Telus Spark Science Centre, Rocky Mountains, beautiful weather and lots of outdoor time. Calgary was a great city for both the venue and for a few ...
Designed and developed by Perimeter Institute in collaboration with the Ontario Science Centre, this hands-on exhibition introduces youth and their families to the powerful ideas and the cutting-edge experiments helping us understand the natural world.
Discover the real story behind some of our greatest scientific thinkers by immersing yourself in this interactive wall of ideas. Whisper into a real LASER interferometer like the one used to detect gravitational waves, meet Einstein’s best friends, or use your smartphone to see invisible radio waves in the same way Hertz did more than a hundred years ago.

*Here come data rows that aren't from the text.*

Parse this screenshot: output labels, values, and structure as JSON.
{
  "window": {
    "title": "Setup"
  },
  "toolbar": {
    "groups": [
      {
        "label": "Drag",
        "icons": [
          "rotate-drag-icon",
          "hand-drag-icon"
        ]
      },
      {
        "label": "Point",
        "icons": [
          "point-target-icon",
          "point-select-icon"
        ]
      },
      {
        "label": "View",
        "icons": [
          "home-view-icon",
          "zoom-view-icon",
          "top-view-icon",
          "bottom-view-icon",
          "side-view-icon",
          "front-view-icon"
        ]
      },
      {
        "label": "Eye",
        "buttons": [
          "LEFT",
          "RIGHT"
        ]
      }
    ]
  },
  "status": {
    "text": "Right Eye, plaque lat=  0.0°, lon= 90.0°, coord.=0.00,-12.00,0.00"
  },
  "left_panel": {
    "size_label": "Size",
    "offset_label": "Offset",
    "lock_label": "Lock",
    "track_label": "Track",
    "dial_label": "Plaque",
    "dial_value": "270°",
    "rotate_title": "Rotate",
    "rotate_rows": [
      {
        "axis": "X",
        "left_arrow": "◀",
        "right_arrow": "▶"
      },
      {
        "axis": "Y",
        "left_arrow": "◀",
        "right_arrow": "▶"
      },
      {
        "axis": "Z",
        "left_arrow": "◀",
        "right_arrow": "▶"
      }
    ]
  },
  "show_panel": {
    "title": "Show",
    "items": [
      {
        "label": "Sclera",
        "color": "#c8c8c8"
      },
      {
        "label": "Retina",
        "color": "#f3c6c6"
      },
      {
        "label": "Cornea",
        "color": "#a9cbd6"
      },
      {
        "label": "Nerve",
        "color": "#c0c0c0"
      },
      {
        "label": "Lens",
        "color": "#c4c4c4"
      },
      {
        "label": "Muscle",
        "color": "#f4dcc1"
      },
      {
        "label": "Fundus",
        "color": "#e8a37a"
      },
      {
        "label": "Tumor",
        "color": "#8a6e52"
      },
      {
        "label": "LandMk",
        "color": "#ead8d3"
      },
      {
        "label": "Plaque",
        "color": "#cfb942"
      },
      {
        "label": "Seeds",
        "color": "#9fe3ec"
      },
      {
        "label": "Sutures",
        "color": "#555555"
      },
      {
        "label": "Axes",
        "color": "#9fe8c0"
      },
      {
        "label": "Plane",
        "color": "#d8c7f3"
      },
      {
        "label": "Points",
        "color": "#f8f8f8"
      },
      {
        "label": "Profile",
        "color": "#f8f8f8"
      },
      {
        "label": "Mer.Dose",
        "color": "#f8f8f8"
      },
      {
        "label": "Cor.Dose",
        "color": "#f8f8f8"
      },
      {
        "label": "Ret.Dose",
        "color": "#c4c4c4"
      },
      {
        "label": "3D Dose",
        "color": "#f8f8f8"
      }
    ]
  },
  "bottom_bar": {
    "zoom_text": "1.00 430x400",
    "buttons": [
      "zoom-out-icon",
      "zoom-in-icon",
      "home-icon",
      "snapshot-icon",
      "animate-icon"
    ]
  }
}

From tiny subatomic particles to faraway black holes, the universe is full of puzzles with pieces we cannot see. Guess what’s happening inside this massive mystery tube by teaming up to pull on large ropes. You might be surprised to discover there’s more than one way to skin Schrödinger’s cat.
Step in and explore the most complex machine on Earth, the Large Hadron Collider. Crank up the power to smash protons, see an actual tape cartridge that holds evidence of the Higgs boson particle, and discover why it takes 3,000 scientists from 174 institutions and 34 countries to run just one experiment.
How does the cosmic speed limit help us see back to the beginning of the universe? Run, jump, or dance into this interactive display to find out. What looks like 2.6 seconds of delay to you is the reason why extra-terrestrials looking at earth might still see dinosaurs!
If there was a supermassive black hole at the centre of our galaxy, wouldn’t you want to see it? That’s what scientists are hoping to do with the planet-sized Event Horizon Telescope. You can try too by aiming model telescopes towards a precise point in the night sky. Bonus: you can stand at the edge of a black hole and watch your legs turn to spaghetti!
With the flick of your wrist, travel from the vastness of the universe all the way down to the subatomic scale. On the way, you’ll learn just how many questions scientists still have from the quantum to the cosmos, and everything in-between.